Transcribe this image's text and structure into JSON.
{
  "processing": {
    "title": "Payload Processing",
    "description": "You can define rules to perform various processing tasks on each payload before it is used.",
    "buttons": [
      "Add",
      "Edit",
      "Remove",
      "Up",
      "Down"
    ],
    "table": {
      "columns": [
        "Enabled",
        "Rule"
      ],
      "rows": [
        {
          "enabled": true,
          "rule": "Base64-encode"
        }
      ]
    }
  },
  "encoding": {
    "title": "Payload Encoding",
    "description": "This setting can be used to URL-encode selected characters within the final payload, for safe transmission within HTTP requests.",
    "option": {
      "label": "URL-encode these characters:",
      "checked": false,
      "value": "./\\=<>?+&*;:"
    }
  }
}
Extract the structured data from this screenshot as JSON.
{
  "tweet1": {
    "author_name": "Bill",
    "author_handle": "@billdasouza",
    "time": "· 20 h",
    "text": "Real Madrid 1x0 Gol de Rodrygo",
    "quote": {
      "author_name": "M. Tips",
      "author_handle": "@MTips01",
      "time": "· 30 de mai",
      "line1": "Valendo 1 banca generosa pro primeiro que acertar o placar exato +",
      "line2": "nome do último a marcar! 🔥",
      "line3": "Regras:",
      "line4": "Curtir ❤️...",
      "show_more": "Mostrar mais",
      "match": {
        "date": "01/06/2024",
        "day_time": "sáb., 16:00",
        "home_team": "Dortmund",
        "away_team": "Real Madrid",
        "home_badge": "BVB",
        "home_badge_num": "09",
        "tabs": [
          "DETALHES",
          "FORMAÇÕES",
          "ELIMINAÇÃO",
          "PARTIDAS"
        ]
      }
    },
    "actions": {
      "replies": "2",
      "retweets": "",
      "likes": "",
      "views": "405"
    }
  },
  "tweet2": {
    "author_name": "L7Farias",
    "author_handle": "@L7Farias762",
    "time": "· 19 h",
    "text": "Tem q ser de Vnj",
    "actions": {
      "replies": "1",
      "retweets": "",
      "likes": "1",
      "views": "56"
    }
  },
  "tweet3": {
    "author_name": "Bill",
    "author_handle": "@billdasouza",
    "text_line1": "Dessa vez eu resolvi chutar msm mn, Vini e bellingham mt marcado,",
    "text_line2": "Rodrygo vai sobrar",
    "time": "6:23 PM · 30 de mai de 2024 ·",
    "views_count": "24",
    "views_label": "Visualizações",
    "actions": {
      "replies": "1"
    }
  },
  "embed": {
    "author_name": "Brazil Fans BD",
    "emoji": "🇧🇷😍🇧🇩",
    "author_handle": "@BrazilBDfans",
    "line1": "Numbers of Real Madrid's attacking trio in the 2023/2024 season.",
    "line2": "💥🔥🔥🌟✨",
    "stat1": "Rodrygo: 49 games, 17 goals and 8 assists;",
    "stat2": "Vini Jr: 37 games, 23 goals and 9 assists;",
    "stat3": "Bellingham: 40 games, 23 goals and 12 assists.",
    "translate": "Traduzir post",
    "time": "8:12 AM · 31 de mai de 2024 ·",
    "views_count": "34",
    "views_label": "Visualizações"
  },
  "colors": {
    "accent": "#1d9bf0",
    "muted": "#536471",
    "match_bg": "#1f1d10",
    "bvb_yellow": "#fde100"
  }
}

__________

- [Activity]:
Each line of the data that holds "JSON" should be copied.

- [Solution to this exercise]:
Transcribe this image's text and structure into JSON.
Extract the structured data from this screenshot as JSON.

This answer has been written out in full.